The Command Prompt is one of two stock terminal apps you’ll find on Windows 10. The other is PowerShell and there are quite a few differences between the two. Command Prompt has been around much longer than PowerShell and it stands to reason that more people use it. With Command Prompt, you can move to any directory on your system, and run commands in it. You might run into a slight problem if you’re trying to move to a folder with a space in the name but there’s a simple trick to it.
If you’re trying to access a network location in Command Prompt, the cd command won’t do the job. In fact, the error message that you get might lead you to believe you cannot access a network location in Command Prompt and run commands in it. That isn’t true. You just need to use a different command for the job.
Network location in Command Prompt
When you use the cd command and follow it up with a network location, Command Prompt tells you that ‘CMD does not support UNC paths as current directories’. A quick search will tell you that a UNC path is a path with double slashes or backslashes which is what a network path has.
To move Command Prompt into a network directory, you need to use the pushd command. First, get the complete path to the network location you’d like to access. In the screenshot below, the complete path to the folder that’s open in File Explorer is;
The path is not simply Z:\ which is what you get if you try and copy it from the location bar.
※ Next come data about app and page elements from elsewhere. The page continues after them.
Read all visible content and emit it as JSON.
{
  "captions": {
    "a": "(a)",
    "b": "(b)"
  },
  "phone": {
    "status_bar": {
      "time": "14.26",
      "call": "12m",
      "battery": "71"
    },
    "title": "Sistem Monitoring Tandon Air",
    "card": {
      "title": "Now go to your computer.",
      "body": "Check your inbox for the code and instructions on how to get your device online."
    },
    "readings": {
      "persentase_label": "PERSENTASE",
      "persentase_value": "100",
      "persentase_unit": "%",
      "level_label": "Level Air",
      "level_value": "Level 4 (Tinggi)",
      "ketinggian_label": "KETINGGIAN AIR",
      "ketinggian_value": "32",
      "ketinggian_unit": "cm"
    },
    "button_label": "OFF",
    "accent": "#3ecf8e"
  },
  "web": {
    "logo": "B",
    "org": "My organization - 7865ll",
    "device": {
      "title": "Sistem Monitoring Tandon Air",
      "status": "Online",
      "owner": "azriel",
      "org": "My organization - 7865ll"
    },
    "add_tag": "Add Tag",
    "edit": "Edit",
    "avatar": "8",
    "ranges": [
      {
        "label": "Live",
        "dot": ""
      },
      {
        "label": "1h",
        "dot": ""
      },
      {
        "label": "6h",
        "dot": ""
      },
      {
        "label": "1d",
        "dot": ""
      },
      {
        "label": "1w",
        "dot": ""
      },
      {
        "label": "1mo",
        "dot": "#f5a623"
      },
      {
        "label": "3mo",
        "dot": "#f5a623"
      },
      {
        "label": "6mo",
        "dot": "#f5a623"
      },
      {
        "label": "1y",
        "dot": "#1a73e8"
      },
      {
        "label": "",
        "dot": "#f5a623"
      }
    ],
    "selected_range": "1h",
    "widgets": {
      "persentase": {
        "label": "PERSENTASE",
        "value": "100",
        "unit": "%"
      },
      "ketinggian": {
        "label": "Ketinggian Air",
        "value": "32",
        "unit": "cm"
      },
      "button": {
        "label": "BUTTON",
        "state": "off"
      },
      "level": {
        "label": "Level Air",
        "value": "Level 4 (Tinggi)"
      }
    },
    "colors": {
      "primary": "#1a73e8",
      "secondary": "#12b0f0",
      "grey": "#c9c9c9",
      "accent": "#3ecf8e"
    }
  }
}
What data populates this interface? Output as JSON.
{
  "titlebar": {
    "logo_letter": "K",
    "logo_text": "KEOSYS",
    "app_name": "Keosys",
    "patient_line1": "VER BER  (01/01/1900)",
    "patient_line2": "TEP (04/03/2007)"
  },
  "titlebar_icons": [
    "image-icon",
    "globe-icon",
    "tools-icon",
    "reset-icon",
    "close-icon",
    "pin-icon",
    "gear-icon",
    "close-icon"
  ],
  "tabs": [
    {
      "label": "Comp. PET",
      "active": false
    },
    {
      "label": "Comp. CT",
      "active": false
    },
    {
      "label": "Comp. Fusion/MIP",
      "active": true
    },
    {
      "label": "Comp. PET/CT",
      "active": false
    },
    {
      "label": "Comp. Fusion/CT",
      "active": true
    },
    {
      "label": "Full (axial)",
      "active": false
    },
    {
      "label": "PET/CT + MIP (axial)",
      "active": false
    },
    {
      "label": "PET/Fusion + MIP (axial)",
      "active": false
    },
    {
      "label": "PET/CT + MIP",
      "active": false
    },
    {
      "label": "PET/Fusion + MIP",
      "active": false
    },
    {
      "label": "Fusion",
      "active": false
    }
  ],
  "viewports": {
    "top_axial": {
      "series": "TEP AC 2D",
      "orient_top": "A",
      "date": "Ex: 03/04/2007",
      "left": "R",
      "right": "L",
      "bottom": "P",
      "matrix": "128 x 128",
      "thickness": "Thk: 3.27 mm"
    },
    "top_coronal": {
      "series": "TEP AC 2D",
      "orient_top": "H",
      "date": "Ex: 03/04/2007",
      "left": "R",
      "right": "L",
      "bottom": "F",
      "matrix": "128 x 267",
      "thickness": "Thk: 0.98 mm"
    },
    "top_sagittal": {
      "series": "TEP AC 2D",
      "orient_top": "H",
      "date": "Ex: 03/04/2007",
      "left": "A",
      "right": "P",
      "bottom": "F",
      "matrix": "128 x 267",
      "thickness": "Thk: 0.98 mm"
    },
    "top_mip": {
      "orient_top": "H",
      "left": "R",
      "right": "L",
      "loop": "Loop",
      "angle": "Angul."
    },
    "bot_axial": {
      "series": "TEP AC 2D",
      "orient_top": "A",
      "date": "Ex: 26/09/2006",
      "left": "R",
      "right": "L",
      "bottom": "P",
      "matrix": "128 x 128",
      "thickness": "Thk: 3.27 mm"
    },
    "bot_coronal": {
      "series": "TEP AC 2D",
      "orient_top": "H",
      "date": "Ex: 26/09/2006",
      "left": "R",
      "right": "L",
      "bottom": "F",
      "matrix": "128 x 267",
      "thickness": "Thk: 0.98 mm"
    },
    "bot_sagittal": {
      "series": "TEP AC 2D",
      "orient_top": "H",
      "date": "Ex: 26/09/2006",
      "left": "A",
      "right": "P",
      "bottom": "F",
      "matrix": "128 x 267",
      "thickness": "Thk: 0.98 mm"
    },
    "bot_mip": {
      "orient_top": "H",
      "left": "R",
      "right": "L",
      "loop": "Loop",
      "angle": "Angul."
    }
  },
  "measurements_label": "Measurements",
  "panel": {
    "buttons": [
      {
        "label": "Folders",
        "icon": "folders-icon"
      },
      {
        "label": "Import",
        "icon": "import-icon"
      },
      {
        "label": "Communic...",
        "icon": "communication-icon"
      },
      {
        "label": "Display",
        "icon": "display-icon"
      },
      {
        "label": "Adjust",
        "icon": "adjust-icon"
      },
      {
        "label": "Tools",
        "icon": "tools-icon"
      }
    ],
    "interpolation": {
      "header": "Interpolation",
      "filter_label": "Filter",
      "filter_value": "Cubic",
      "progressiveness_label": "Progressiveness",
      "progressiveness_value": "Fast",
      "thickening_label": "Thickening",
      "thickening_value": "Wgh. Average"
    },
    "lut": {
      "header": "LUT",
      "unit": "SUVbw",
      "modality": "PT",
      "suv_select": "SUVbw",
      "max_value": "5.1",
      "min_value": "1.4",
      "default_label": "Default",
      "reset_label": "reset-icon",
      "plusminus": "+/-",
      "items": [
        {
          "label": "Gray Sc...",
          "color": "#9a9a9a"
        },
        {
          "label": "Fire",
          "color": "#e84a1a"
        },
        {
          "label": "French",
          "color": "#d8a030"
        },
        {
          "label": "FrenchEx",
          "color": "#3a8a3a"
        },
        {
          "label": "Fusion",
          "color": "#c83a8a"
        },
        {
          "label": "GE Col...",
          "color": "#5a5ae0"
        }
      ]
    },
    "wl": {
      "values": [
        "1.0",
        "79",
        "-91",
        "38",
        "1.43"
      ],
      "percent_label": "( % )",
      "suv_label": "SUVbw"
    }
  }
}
Once you have the path, run the following command. Enclose the path in double-quotes if there is a space in the path.
You will notice that Command Prompt allocates a different drive letter to the network location than the one you see in File Explorer. This isn’t anything to worry about.
If you’re wondering how this works in PowerShell, you don’t need to. PowerShell will let you switch to a network location with the cd command.
Unlike Command Prompt, PowerShell does not have trouble with UNC paths. If you like, you can just use PowerShell instead of Command Prompt. It is different from Command Prompt but it isn’t less powerful. In fact, you’ll find that in many cases, the above case being a good example, PowerShell is easier to work with.